Here is the listing. Report each line in it that contains the string "スムージング".

> [Input for this task]
——————

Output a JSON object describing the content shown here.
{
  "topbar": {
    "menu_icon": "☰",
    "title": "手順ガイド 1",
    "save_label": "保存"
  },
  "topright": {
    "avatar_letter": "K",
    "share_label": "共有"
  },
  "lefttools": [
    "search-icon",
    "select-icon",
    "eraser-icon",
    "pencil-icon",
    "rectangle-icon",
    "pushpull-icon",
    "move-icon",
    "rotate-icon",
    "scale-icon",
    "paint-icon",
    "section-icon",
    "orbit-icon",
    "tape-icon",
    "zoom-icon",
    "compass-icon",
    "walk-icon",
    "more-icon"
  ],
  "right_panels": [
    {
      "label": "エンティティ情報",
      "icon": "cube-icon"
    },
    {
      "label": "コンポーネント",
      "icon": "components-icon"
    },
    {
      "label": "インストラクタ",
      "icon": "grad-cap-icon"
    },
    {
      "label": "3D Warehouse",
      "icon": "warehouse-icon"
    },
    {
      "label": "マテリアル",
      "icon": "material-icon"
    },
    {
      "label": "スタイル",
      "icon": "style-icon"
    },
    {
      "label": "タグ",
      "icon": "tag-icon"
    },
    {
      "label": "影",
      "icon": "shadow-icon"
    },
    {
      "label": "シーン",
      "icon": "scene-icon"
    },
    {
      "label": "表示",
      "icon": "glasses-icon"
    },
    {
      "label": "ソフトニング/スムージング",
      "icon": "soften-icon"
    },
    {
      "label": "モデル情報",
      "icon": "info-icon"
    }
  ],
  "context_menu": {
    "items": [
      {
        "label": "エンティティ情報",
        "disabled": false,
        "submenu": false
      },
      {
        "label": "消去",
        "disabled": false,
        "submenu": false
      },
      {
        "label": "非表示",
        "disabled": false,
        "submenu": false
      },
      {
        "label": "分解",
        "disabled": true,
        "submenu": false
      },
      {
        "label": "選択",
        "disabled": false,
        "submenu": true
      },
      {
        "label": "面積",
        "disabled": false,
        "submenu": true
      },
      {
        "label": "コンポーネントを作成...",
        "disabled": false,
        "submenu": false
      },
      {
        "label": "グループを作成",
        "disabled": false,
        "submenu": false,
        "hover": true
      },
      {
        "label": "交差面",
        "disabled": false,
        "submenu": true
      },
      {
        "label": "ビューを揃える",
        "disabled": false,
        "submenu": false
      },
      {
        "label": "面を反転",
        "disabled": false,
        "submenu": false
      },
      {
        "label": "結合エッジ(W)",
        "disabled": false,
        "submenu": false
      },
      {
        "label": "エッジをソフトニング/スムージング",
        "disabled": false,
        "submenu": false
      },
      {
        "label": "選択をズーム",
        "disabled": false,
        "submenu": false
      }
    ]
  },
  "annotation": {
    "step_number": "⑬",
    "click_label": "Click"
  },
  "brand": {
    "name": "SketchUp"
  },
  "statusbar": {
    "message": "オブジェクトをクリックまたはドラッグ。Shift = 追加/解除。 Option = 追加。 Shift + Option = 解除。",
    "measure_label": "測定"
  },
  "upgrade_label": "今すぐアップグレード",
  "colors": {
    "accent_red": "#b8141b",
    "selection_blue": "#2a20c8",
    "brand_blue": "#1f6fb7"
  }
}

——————

> [Solved exercise]
      "label": "ソフトニング/スムージング",
        "label": "エッジをソフトニング/スムージング",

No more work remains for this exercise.